◆ Dataset extract ◆
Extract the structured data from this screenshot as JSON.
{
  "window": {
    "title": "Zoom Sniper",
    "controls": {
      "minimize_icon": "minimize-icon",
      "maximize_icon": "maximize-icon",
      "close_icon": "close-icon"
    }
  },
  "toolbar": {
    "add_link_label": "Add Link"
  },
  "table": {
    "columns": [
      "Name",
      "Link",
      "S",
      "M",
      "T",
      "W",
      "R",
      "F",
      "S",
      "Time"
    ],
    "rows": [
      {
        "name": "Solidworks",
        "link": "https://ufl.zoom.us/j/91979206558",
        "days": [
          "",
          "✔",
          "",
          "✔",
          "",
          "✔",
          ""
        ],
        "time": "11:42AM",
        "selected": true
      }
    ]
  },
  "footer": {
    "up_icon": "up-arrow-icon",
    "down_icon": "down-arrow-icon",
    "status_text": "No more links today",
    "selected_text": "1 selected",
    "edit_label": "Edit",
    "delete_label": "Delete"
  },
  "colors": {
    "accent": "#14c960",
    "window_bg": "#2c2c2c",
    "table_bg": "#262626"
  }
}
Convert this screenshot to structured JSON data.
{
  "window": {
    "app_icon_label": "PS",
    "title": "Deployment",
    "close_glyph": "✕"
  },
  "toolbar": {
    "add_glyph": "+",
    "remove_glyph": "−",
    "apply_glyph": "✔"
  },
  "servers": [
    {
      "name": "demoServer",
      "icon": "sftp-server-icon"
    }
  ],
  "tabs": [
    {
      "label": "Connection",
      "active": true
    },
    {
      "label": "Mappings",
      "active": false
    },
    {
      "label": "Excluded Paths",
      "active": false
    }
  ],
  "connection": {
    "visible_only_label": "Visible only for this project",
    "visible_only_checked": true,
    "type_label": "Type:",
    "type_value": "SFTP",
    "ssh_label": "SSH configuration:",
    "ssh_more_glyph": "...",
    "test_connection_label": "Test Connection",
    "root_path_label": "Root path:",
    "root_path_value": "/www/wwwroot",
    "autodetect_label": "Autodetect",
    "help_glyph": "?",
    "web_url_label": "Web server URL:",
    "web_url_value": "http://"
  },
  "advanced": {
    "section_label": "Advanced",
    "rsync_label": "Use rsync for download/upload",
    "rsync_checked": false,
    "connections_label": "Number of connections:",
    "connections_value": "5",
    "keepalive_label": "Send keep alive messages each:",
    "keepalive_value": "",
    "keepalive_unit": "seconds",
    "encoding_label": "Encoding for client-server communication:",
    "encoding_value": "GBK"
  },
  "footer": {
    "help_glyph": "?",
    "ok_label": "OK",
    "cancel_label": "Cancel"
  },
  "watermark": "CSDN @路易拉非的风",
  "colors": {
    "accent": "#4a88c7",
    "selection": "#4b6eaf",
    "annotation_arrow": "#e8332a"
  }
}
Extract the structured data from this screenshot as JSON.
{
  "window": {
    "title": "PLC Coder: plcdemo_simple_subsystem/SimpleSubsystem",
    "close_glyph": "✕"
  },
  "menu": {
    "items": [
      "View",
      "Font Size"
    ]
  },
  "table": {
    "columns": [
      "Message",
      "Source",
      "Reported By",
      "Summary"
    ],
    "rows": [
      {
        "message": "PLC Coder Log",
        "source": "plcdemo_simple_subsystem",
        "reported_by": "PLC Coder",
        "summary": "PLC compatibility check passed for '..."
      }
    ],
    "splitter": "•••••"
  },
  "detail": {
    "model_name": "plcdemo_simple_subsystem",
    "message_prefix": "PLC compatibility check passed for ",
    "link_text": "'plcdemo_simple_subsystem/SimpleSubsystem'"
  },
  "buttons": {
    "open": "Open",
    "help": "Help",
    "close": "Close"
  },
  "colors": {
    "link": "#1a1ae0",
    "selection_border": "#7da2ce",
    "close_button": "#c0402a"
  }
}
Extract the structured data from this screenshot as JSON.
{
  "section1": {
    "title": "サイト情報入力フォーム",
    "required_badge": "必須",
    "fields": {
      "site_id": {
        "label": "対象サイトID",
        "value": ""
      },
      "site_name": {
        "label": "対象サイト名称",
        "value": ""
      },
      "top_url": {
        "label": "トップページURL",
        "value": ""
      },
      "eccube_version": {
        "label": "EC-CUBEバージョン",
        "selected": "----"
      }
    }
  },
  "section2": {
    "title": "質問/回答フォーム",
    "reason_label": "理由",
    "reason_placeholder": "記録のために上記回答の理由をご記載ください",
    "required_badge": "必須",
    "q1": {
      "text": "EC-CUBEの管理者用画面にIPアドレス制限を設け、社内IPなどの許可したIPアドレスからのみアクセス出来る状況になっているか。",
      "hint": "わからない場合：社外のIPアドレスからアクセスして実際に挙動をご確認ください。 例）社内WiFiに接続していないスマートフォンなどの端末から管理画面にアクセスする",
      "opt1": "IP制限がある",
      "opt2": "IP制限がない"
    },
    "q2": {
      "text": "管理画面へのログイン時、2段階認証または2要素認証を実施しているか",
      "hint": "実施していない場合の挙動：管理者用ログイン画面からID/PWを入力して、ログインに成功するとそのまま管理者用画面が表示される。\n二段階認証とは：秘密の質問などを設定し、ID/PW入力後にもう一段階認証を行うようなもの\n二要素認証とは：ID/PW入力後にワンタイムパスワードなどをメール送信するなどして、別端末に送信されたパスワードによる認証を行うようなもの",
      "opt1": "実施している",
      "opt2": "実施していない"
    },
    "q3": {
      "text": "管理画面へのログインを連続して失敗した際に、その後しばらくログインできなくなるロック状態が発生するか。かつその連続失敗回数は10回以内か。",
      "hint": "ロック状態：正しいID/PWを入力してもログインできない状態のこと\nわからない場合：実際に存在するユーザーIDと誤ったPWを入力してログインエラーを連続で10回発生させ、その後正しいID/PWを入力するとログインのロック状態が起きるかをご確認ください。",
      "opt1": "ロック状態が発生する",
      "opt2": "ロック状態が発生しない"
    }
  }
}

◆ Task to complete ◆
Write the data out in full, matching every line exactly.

◆ Completed exercise ◆
Extract the structured data from this screenshot as JSON.
{
  "window": {
    "title": "Zoom Sniper",
    "controls": {
      "minimize_icon": "minimize-icon",
      "maximize_icon": "maximize-icon",
      "close_icon": "close-icon"
    }
  },
  "toolbar": {
    "add_link_label": "Add Link"
  },
  "table": {
    "columns": [
      "Name",
      "Link",
      "S",
      "M",
      "T",
      "W",
      "R",
      "F",
      "S",
      "Time"
    ],
    "rows": [
      {
        "name": "Solidworks",
        "link": "https://ufl.zoom.us/j/91979206558",
        "days": [
          "",
          "✔",
          "",
          "✔",
          "",
          "✔",
          ""
        ],
        "time": "11:42AM",
        "selected": true
      }
    ]
  },
  "footer": {
    "up_icon": "up-arrow-icon",
    "down_icon": "down-arrow-icon",
    "status_text": "No more links today",
    "selected_text": "1 selected",
    "edit_label": "Edit",
    "delete_label": "Delete"
  },
  "colors": {
    "accent": "#14c960",
    "window_bg": "#2c2c2c",
    "table_bg": "#262626"
  }
}
Convert this screenshot to structured JSON data.
{
  "window": {
    "app_icon_label": "PS",
    "title": "Deployment",
    "close_glyph": "✕"
  },
  "toolbar": {
    "add_glyph": "+",
    "remove_glyph": "−",
    "apply_glyph": "✔"
  },
  "servers": [
    {
      "name": "demoServer",
      "icon": "sftp-server-icon"
    }
  ],
  "tabs": [
    {
      "label": "Connection",
      "active": true
    },
    {
      "label": "Mappings",
      "active": false
    },
    {
      "label": "Excluded Paths",
      "active": false
    }
  ],
  "connection": {
    "visible_only_label": "Visible only for this project",
    "visible_only_checked": true,
    "type_label": "Type:",
    "type_value": "SFTP",
    "ssh_label": "SSH configuration:",
    "ssh_more_glyph": "...",
    "test_connection_label": "Test Connection",
    "root_path_label": "Root path:",
    "root_path_value": "/www/wwwroot",
    "autodetect_label": "Autodetect",
    "help_glyph": "?",
    "web_url_label": "Web server URL:",
    "web_url_value": "http://"
  },
  "advanced": {
    "section_label": "Advanced",
    "rsync_label": "Use rsync for download/upload",
    "rsync_checked": false,
    "connections_label": "Number of connections:",
    "connections_value": "5",
    "keepalive_label": "Send keep alive messages each:",
    "keepalive_value": "",
    "keepalive_unit": "seconds",
    "encoding_label": "Encoding for client-server communication:",
    "encoding_value": "GBK"
  },
  "footer": {
    "help_glyph": "?",
    "ok_label": "OK",
    "cancel_label": "Cancel"
  },
  "watermark": "CSDN @路易拉非的风",
  "colors": {
    "accent": "#4a88c7",
    "selection": "#4b6eaf",
    "annotation_arrow": "#e8332a"
  }
}
Extract the structured data from this screenshot as JSON.
{
  "window": {
    "title": "PLC Coder: plcdemo_simple_subsystem/SimpleSubsystem",
    "close_glyph": "✕"
  },
  "menu": {
    "items": [
      "View",
      "Font Size"
    ]
  },
  "table": {
    "columns": [
      "Message",
      "Source",
      "Reported By",
      "Summary"
    ],
    "rows": [
      {
        "message": "PLC Coder Log",
        "source": "plcdemo_simple_subsystem",
        "reported_by": "PLC Coder",
        "summary": "PLC compatibility check passed for '..."
      }
    ],
    "splitter": "•••••"
  },
  "detail": {
    "model_name": "plcdemo_simple_subsystem",
    "message_prefix": "PLC compatibility check passed for ",
    "link_text": "'plcdemo_simple_subsystem/SimpleSubsystem'"
  },
  "buttons": {
    "open": "Open",
    "help": "Help",
    "close": "Close"
  },
  "colors": {
    "link": "#1a1ae0",
    "selection_border": "#7da2ce",
    "close_button": "#c0402a"
  }
}
Extract the structured data from this screenshot as JSON.
{
  "section1": {
    "title": "サイト情報入力フォーム",
    "required_badge": "必須",
    "fields": {
      "site_id": {
        "label": "対象サイトID",
        "value": ""
      },
      "site_name": {
        "label": "対象サイト名称",
        "value": ""
      },
      "top_url": {
        "label": "トップページURL",
        "value": ""
      },
      "eccube_version": {
        "label": "EC-CUBEバージョン",
        "selected": "----"
      }
    }
  },
  "section2": {
    "title": "質問/回答フォーム",
    "reason_label": "理由",
    "reason_placeholder": "記録のために上記回答の理由をご記載ください",
    "required_badge": "必須",
    "q1": {
      "text": "EC-CUBEの管理者用画面にIPアドレス制限を設け、社内IPなどの許可したIPアドレスからのみアクセス出来る状況になっているか。",
      "hint": "わからない場合：社外のIPアドレスからアクセスして実際に挙動をご確認ください。 例）社内WiFiに接続していないスマートフォンなどの端末から管理画面にアクセスする",
      "opt1": "IP制限がある",
      "opt2": "IP制限がない"
    },
    "q2": {
      "text": "管理画面へのログイン時、2段階認証または2要素認証を実施しているか",
      "hint": "実施していない場合の挙動：管理者用ログイン画面からID/PWを入力して、ログインに成功するとそのまま管理者用画面が表示される。\n二段階認証とは：秘密の質問などを設定し、ID/PW入力後にもう一段階認証を行うようなもの\n二要素認証とは：ID/PW入力後にワンタイムパスワードなどをメール送信するなどして、別端末に送信されたパスワードによる認証を行うようなもの",
      "opt1": "実施している",
      "opt2": "実施していない"
    },
    "q3": {
      "text": "管理画面へのログインを連続して失敗した際に、その後しばらくログインできなくなるロック状態が発生するか。かつその連続失敗回数は10回以内か。",
      "hint": "ロック状態：正しいID/PWを入力してもログインできない状態のこと\nわからない場合：実際に存在するユーザーIDと誤ったPWを入力してログインエラーを連続で10回発生させ、その後正しいID/PWを入力するとログインのロック状態が起きるかをご確認ください。",
      "opt1": "ロック状態が発生する",
      "opt2": "ロック状態が発生しない"
    }
  }
}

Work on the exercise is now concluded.